New book inspires the next generation to achieve food security

The next generation can achieve what their parents and grandparents found so elusive – food security for all - says an expert in sustainability from the University of Surrey.  In a new book targeted at schools, colleges and the general public called Food Most Royal, Professor Stephen Morse from the University of Surrey’s Centre for Environment and Sustainability (CES) urges the coming generation to strive for growing enough quality and affordable food for everyone in the world.   Professor Morse and his collaborator, Nora McNamara, focus on different ways to tackle food security and use the incredibly important West African crop, the white yam (Dioscorea rotundata), as a case in point. It is often called the ‘King of crops’ and has high economic, cultural and nutritional value but perversely is under threat in the very parts of the world where it is grown and most cherished. The book addresses why this is the case and sets out some solutions. White yam provides a lesson of the challenges that face us all; even those of us who live many thousands of miles away from West Africa and perhaps have never eaten yam. 

Professor Morse said: “It is important for us all to be aware of food security and ensure that we can  can achieve a world where hunger, food banks and food contamination are a thing of the past. We hope that as many young people as possible will find inspiration in this book to help change the world.” 

Purchase of the book via publisher website:

Food Most Royal - Nurture for Prosperity

Biorefineries and chemical processes

This book is designed as an advanced text for final year and post graduate chemical engineers as well as for the teaching staff. It deals with the specialized subject matter thoroughly with good explanations of the chemistries involved and emphasizes where conventional chemical engineering principles differ from those needed to design biorefinery plant.” Chromatographia, DOI 10.1007/s10337-015-2843-9

This book aims to bridge the gap between engineering and sustainability in bio-based processes, with the help of analytical tools for economic and environmental assessment – and it succeeds in doing so. The reader will also learn how to apply these tools, thanks to the numerous problems elaborated and solved using software like ASPEN, MATLAB and GaBi (for LCA). In conclusion, this book introduces the reader to the rapidly-developing industry of biorefineries, with a multi-disciplinary approach.” Green Process Synth 2015; 4: 65–66

Find out more on the Wiley website.

Biorefineries and Chemical Processes book cover

Prosperity without growth

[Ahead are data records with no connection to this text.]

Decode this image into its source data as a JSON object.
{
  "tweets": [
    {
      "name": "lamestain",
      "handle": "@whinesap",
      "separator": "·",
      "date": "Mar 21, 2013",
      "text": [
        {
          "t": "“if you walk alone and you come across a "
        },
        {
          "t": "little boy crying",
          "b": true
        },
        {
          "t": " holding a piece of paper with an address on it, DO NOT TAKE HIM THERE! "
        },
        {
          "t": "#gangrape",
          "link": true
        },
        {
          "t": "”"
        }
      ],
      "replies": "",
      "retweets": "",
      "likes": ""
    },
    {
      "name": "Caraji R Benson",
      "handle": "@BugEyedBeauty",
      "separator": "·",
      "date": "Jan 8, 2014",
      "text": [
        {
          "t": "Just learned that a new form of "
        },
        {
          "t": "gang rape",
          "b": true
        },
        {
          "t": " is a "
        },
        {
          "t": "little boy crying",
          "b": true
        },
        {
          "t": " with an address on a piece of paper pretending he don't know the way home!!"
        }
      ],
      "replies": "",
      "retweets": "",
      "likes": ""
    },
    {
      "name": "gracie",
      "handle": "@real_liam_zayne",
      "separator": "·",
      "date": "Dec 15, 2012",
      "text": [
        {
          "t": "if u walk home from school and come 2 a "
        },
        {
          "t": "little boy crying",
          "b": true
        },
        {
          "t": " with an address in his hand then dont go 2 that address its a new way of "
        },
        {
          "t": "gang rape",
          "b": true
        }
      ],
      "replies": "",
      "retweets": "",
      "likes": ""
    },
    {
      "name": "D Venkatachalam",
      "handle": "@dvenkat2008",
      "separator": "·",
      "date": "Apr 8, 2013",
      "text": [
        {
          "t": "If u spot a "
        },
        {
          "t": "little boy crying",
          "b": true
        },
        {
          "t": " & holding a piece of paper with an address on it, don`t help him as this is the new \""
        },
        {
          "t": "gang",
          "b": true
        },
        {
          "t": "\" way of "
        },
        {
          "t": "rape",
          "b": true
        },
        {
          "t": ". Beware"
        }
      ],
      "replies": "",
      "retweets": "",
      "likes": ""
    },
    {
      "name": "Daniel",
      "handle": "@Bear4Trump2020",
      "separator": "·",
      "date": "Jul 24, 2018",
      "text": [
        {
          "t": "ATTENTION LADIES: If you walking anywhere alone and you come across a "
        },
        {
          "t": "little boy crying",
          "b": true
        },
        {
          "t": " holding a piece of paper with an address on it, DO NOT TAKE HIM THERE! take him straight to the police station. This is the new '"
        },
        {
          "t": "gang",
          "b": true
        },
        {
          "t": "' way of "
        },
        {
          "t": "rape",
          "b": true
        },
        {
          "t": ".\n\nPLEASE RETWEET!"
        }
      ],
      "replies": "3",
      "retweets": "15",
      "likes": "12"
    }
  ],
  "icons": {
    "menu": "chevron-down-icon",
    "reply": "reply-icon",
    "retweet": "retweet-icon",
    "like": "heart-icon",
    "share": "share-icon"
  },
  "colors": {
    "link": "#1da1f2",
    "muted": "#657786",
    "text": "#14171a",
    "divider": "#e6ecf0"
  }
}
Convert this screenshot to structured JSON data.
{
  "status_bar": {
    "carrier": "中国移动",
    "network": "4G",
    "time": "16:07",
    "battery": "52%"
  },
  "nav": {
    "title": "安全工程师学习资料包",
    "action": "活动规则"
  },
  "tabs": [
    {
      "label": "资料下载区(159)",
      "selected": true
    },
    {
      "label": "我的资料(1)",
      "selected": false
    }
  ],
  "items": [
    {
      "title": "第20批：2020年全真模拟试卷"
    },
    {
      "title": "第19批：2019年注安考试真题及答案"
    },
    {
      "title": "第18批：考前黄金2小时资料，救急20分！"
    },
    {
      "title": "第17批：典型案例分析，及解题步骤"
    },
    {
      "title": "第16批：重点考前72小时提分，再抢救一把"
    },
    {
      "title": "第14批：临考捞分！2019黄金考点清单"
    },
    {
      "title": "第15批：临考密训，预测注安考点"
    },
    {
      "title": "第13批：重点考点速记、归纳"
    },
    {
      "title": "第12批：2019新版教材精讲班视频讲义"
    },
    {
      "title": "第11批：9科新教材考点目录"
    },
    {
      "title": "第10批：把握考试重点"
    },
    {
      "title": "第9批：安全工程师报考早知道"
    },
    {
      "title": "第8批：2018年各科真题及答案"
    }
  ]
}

"The challenge to the prevailing growth-based economic paradigm confronts an inescapable dilemma: how to reconcile 'our aspirations for the good life with the limitations and constraints of a finite planet.' Its thoughtful and penetrating critique is enriched by an outline of credible programs to achieve this end. A very valuable contribution to urgent concerns that cannot be ignored."  - Noam Chomsky.

For further information please visit the CUSP website.

Prosperity without growth book cover

Sustainable development and corporate social responsibility

Professor Stephen Morse has published a new book entitled ‘Sustainable Development and Corporate Social Responsibility’. It explores the evolution of CSR across the developed and developing world, with a particular focus on China and sustainable development. 

For further information go to our news article.

Sustainable Development and Corporate Social Responsibility book cover

Taking stock of industrial ecology

Professor Angela Druckman and Professor Roland Clift have published a book entitled 'Taking Stock of Industrial Ecology'.  The book explores how we can design more sustainable industrial and urban systems that reduce environmental impacts while supporting a high quality of life for everyone?

What progress has been made towards reducing resource use and waste, and what are the prospects for more resilient, material-efficient economies? What are the environmental and social impacts of global supply chains and how can they be measured and improved?

For further information please go to the publisher website. This book is available as a free e-book.

Taking stock of industrial ecology book cover